With nothing added or dropped, copy the data that follows exactly.

*** Opening Supplied material ***

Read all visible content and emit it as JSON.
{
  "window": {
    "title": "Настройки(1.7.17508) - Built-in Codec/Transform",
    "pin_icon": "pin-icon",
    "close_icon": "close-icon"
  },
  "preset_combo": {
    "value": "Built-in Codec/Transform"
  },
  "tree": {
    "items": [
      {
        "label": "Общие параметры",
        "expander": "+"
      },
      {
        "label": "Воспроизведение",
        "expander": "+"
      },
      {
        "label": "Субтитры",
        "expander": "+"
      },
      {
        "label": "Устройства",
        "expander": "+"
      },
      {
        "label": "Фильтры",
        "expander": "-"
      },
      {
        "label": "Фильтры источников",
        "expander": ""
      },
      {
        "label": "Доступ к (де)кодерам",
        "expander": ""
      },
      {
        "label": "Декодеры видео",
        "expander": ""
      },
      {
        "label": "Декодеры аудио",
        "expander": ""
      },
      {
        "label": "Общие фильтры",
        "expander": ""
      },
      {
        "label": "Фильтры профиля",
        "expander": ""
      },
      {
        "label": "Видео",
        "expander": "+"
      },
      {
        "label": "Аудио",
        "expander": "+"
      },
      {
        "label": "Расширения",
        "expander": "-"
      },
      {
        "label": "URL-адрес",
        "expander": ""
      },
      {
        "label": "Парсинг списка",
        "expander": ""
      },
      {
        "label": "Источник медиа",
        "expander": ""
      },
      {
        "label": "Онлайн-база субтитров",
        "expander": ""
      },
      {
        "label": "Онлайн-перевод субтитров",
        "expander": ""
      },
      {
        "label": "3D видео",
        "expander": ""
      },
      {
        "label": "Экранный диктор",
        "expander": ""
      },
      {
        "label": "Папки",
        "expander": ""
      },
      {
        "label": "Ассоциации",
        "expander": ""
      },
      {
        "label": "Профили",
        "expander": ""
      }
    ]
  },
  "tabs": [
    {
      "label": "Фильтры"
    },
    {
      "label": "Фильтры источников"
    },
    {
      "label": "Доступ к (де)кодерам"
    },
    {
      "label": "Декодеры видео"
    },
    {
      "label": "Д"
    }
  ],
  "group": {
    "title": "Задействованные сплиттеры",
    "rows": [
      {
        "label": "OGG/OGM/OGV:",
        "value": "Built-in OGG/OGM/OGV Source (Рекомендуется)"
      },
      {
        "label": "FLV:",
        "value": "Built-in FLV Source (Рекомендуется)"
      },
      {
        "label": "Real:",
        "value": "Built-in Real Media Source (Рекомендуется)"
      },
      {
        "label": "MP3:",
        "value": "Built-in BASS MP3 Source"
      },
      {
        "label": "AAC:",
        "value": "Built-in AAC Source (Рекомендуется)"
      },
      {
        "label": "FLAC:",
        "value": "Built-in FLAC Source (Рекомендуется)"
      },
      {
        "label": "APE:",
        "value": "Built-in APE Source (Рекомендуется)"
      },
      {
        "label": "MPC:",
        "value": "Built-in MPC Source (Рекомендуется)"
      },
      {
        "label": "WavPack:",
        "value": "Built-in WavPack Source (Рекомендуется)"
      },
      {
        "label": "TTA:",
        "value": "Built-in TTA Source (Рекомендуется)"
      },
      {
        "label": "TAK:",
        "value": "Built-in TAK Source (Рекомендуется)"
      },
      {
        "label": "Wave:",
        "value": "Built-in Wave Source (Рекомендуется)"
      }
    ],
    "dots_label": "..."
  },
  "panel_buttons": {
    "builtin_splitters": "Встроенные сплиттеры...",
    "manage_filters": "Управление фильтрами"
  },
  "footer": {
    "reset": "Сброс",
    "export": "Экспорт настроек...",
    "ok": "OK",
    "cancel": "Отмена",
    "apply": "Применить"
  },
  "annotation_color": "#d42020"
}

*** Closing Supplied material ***

= Response for this exercise =
Read all visible content and emit it as JSON.
{
  "window": {
    "title": "Настройки(1.7.17508) - Built-in Codec/Transform",
    "pin_icon": "pin-icon",
    "close_icon": "close-icon"
  },
  "preset_combo": {
    "value": "Built-in Codec/Transform"
  },
  "tree": {
    "items": [
      {
        "label": "Общие параметры",
        "expander": "+"
      },
      {
        "label": "Воспроизведение",
        "expander": "+"
      },
      {
        "label": "Субтитры",
        "expander": "+"
      },
      {
        "label": "Устройства",
        "expander": "+"
      },
      {
        "label": "Фильтры",
        "expander": "-"
      },
      {
        "label": "Фильтры источников",
        "expander": ""
      },
      {
        "label": "Доступ к (де)кодерам",
        "expander": ""
      },
      {
        "label": "Декодеры видео",
        "expander": ""
      },
      {
        "label": "Декодеры аудио",
        "expander": ""
      },
      {
        "label": "Общие фильтры",
        "expander": ""
      },
      {
        "label": "Фильтры профиля",
        "expander": ""
      },
      {
        "label": "Видео",
        "expander": "+"
      },
      {
        "label": "Аудио",
        "expander": "+"
      },
      {
        "label": "Расширения",
        "expander": "-"
      },
      {
        "label": "URL-адрес",
        "expander": ""
      },
      {
        "label": "Парсинг списка",
        "expander": ""
      },
      {
        "label": "Источник медиа",
        "expander": ""
      },
      {
        "label": "Онлайн-база субтитров",
        "expander": ""
      },
      {
        "label": "Онлайн-перевод субтитров",
        "expander": ""
      },
      {
        "label": "3D видео",
        "expander": ""
      },
      {
        "label": "Экранный диктор",
        "expander": ""
      },
      {
        "label": "Папки",
        "expander": ""
      },
      {
        "label": "Ассоциации",
        "expander": ""
      },
      {
        "label": "Профили",
        "expander": ""
      }
    ]
  },
  "tabs": [
    {
      "label": "Фильтры"
    },
    {
      "label": "Фильтры источников"
    },
    {
      "label": "Доступ к (де)кодерам"
    },
    {
      "label": "Декодеры видео"
    },
    {
      "label": "Д"
    }
  ],
  "group": {
    "title": "Задействованные сплиттеры",
    "rows": [
      {
        "label": "OGG/OGM/OGV:",
        "value": "Built-in OGG/OGM/OGV Source (Рекомендуется)"
      },
      {
        "label": "FLV:",
        "value": "Built-in FLV Source (Рекомендуется)"
      },
      {
        "label": "Real:",
        "value": "Built-in Real Media Source (Рекомендуется)"
      },
      {
        "label": "MP3:",
        "value": "Built-in BASS MP3 Source"
      },
      {
        "label": "AAC:",
        "value": "Built-in AAC Source (Рекомендуется)"
      },
      {
        "label": "FLAC:",
        "value": "Built-in FLAC Source (Рекомендуется)"
      },
      {
        "label": "APE:",
        "value": "Built-in APE Source (Рекомендуется)"
      },
      {
        "label": "MPC:",
        "value": "Built-in MPC Source (Рекомендуется)"
      },
      {
        "label": "WavPack:",
        "value": "Built-in WavPack Source (Рекомендуется)"
      },
      {
        "label": "TTA:",
        "value": "Built-in TTA Source (Рекомендуется)"
      },
      {
        "label": "TAK:",
        "value": "Built-in TAK Source (Рекомендуется)"
      },
      {
        "label": "Wave:",
        "value": "Built-in Wave Source (Рекомендуется)"
      }
    ],
    "dots_label": "..."
  },
  "panel_buttons": {
    "builtin_splitters": "Встроенные сплиттеры...",
    "manage_filters": "Управление фильтрами"
  },
  "footer": {
    "reset": "Сброс",
    "export": "Экспорт настроек...",
    "ok": "OK",
    "cancel": "Отмена",
    "apply": "Применить"
  },
  "annotation_color": "#d42020"
}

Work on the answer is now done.